A few years ago, Hillwood Properties senior vice president Tony Creme would say that cash is king and land is queen when it comes to industrial development. These days, he says land is king. And where is the biggest concentration of developable industrial land? South Fort Worth. It has the same access to I-20 for all those companies needing to move East and West, Creme said.

Creme wasn't the only panelist at Bisnow's 6th Annual Industrial Event bullish on South Fort Worth. NAI Robert Lynn industrial president and principal Rick Medinis agreed the area is poised for growth.  

From a construction standpoint, Majestic Realty Co. senior vice president Al Sorrels said South Dallas is clearly hot. Of the 22M SF of industrial under construction, more than one-third is in South Dallas. But it does not take many brake lights to totally change the dynamics of the market, Sorrels said.

With so much submarket-specific building, each sector takes on a life of its own, Medinis said. The tried-and-true Brooke Hollow and Trinity submarkets have evolved considerably. Medinis thinks McKinney could see some industrial growth also.

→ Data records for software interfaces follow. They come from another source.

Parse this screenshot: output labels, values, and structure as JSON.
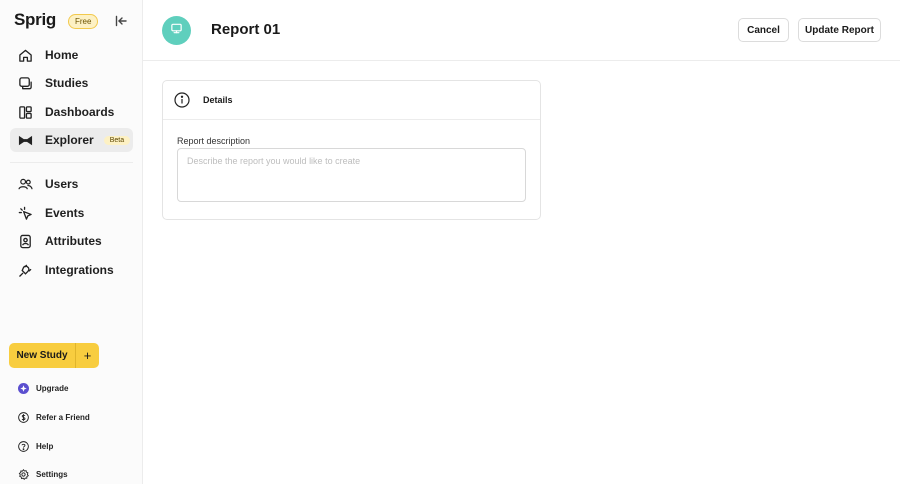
{
  "sidebar": {
    "logo": "Sprig",
    "plan_badge": "Free",
    "collapse_icon": "collapse-left-icon",
    "nav": {
      "home": {
        "label": "Home",
        "icon": "home-icon"
      },
      "studies": {
        "label": "Studies",
        "icon": "chat-bubble-icon"
      },
      "dashboards": {
        "label": "Dashboards",
        "icon": "dashboard-icon"
      },
      "explorer": {
        "label": "Explorer",
        "icon": "bowtie-icon",
        "badge": "Beta",
        "active": true
      },
      "users": {
        "label": "Users",
        "icon": "users-icon"
      },
      "events": {
        "label": "Events",
        "icon": "events-icon"
      },
      "attributes": {
        "label": "Attributes",
        "icon": "attributes-icon"
      },
      "integrations": {
        "label": "Integrations",
        "icon": "plug-icon"
      }
    },
    "new_study": {
      "label": "New Study",
      "plus": "+"
    },
    "footer": {
      "upgrade": {
        "label": "Upgrade",
        "icon": "upgrade-icon"
      },
      "refer": {
        "label": "Refer a Friend",
        "icon": "dollar-icon"
      },
      "help": {
        "label": "Help",
        "icon": "help-icon"
      },
      "settings": {
        "label": "Settings",
        "icon": "gear-icon"
      }
    }
  },
  "header": {
    "title": "Report 01",
    "avatar_icon": "monitor-icon",
    "avatar_color": "#5fcfbd",
    "cancel_label": "Cancel",
    "update_label": "Update Report"
  },
  "details": {
    "title": "Details",
    "icon": "info-icon",
    "description_label": "Report description",
    "description_value": "",
    "description_placeholder": "Describe the report you would like to create"
  },
  "colors": {
    "accent_yellow": "#f8cd3f",
    "badge_yellow": "#fdf1c4",
    "teal": "#5fcfbd",
    "upgrade_purple": "#5b4fcf"
  }
}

Duke Realty senior vice president Jeff Thornton is wondering at what point Denton starts to make sense. South Dallas has few, if any, barriers to entry, the northwest sector of the Metroplex is full and development around the Airport will be on a ground lease, Thornton said. As things progress, he expects to see Denton become a more attractive submarket.